### YOUR INSTRUCTIONS
From the listing below, work out how many lines contain "quote". Reply with that number only.
ENTRIES SUPPLIED Start Marker
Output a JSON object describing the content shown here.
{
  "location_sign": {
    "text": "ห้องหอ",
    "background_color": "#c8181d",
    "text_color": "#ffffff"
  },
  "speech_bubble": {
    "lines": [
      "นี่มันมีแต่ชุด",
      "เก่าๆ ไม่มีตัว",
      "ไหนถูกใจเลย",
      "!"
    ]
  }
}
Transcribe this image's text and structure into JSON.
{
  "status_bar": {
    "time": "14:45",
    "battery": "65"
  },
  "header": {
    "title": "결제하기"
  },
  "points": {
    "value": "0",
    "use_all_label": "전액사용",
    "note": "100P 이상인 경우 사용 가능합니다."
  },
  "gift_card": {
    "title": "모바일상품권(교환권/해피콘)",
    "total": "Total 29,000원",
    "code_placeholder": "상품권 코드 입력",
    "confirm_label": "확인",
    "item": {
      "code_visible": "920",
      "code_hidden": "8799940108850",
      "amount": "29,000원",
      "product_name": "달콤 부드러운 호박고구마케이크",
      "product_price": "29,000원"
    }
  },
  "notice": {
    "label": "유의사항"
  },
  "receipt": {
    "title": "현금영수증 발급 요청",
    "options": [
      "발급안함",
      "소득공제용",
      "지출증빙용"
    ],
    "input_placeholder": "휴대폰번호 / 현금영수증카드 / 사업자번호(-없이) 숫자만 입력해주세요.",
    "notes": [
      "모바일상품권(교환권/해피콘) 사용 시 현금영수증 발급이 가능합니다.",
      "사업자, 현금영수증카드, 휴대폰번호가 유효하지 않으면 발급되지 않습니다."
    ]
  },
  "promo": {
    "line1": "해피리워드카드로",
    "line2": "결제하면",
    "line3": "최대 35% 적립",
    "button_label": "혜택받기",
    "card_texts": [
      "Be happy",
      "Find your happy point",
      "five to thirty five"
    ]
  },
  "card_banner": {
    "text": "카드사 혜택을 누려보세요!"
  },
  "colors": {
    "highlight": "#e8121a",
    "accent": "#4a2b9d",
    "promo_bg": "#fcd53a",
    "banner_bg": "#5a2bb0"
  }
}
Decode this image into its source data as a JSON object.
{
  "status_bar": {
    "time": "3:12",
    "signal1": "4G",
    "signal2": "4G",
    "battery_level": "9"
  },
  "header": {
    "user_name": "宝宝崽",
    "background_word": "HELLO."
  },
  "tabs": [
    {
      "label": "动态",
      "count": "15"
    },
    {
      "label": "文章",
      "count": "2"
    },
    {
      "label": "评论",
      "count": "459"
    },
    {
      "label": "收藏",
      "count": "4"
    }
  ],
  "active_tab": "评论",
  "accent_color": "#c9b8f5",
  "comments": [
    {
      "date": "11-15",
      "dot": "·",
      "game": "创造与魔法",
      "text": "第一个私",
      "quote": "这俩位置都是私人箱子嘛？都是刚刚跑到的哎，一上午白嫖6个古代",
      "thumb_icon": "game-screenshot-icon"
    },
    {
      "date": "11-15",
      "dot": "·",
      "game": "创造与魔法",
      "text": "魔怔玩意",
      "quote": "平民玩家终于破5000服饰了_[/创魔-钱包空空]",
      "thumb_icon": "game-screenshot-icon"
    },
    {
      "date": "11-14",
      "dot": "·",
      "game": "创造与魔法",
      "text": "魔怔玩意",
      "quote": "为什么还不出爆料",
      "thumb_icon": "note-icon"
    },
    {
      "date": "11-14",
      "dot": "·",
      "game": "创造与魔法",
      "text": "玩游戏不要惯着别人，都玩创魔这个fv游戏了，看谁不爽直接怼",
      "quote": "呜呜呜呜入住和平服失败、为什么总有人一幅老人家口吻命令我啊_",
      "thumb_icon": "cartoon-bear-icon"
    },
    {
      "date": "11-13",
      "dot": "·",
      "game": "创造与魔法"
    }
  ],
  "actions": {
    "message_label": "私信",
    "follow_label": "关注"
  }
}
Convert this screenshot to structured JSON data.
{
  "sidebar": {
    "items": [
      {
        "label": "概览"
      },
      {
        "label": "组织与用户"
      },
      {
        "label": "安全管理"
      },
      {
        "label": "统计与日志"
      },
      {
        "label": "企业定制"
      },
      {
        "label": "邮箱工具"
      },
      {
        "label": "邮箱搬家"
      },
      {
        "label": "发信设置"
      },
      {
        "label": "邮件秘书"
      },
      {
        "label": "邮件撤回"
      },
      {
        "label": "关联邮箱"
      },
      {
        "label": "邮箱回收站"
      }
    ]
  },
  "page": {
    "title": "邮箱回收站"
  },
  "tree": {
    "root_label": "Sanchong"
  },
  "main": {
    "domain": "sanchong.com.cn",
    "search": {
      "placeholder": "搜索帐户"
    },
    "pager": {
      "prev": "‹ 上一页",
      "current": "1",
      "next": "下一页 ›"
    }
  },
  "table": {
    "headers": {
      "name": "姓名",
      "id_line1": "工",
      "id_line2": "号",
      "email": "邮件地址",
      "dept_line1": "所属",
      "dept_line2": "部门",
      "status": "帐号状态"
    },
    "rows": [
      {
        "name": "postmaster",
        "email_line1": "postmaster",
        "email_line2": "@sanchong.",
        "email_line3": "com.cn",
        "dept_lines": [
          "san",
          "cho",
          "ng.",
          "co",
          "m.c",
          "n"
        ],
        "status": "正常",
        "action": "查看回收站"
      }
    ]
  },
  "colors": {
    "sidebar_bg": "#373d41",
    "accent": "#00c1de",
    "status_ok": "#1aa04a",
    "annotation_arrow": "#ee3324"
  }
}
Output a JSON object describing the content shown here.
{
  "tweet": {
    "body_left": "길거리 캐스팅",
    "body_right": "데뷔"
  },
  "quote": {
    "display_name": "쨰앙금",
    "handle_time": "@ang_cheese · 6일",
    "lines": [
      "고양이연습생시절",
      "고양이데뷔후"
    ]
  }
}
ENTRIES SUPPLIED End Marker
### ANSWER
5